ON THE MOVE-Morgan Stanley scores four broker teams from rivals
April 8 (Reuters) - Morgan Stanley Wealth Management said on Monday it added four veteran adviser teams from rival wealth units at Bank of America Corp, Wells Fargo & Co and JPMorgan Chase & Co, expanding its broker footprint in Florida and Pennsylvania.
The new recruits, who joined Morgan Stanley on Friday, managed more than $765 million in client assets at their old firms. Morgan Stanley Wealth Management, majority owned by Morgan Stanley, is already the largest U.S. brokerage by adviser headcount and client assets under management.
In Florida, advisers Gaston Abello and Felix Jaimovich joined Morgan Stanley's Aventura office from Bank of America Corp's Merrill Lynch. The advisers had an annual revenue production of $2.1 million and managed $165 million in client assets. They report to complex manager Bill Van Scoyoc.
Also on the move in Florida, advisers William Seabrook and Kathleen Chiappone joined Morgan Stanley's Orlando office from Wells Fargo Advisors, the brokerage owned by Wells Fargo & Co. The advisers, who report to branch manager Derek Tangeman, had an annual revenue production of $1.8 million.
In Pennsylvania, advisers Paul Emrick, Troy Hottenstein and Scott Holland joined Morgan Stanley's private wealth management group in Philadelphia from JP Morgan's private banking division. The advisers managed $400 million in client assets and had an annual revenue production of $3.7 million. They report to complex manager Rick Frick.
Morgan Stanley's private wealth management group caters to ultra-high-net-worth clients with $20 million or more in investable assets.
Also on the move in Pennsylvania, advisers Robert Iocco and Francis Ciocari joined Morgan Stanley's Blue Bell office from Merrill Lynch.
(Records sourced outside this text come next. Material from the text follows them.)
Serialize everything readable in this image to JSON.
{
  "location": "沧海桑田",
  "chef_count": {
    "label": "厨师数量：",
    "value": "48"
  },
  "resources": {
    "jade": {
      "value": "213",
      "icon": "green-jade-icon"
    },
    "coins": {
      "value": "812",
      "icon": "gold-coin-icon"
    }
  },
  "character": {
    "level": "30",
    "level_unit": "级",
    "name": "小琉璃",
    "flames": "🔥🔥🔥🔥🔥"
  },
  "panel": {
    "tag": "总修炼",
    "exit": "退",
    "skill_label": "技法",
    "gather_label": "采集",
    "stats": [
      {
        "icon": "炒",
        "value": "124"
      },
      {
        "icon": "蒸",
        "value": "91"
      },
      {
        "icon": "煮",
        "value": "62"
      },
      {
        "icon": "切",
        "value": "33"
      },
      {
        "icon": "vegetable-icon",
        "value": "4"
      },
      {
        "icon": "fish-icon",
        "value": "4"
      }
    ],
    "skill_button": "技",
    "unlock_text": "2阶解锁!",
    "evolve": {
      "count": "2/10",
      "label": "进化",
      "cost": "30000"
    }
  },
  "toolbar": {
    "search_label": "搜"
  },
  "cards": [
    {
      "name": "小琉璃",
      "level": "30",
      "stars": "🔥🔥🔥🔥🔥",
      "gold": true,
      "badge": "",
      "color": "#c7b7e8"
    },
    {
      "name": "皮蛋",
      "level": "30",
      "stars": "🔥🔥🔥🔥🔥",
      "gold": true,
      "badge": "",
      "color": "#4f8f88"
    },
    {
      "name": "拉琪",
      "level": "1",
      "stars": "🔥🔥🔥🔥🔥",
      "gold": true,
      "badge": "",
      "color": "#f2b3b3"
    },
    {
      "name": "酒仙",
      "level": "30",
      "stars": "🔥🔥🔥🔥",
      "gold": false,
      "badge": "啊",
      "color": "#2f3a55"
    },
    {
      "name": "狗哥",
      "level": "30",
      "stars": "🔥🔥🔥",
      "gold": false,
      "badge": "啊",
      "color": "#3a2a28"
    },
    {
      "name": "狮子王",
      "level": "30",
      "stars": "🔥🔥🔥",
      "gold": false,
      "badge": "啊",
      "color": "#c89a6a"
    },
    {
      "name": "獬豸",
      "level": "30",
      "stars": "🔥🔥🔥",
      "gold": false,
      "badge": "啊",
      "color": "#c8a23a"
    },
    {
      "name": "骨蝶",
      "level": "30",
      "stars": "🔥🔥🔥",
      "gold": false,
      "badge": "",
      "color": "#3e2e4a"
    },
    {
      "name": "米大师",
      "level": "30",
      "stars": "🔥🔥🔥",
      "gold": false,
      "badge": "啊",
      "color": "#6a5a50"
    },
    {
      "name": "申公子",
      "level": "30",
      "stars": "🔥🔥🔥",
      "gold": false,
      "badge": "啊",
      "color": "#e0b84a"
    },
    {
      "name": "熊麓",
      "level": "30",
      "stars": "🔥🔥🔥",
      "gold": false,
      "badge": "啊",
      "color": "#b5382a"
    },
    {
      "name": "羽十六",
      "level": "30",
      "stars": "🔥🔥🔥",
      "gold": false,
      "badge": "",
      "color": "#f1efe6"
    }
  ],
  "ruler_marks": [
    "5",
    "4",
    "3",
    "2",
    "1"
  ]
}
The advisers managed more than $200 million in client assets and had an annual revenue production of $1.6 million.
Morgan Stanley Wealth Management, which is partially owned by Citigroup, was formed out of the merger of Morgan Stanley's wealth unit and Citi's Smith Barney in 2009.
The brokerage is often neck-and-neck with Merrill Lynch in size, followed by Wells Fargo Advisors and UBS AG's Wealth Management Americas. The four firms often vie for the same pool of top U.S. advisers.
JP Morgan and Wells Fargo declined to comment on the departures. Bank of America did not immediately return a request for comment.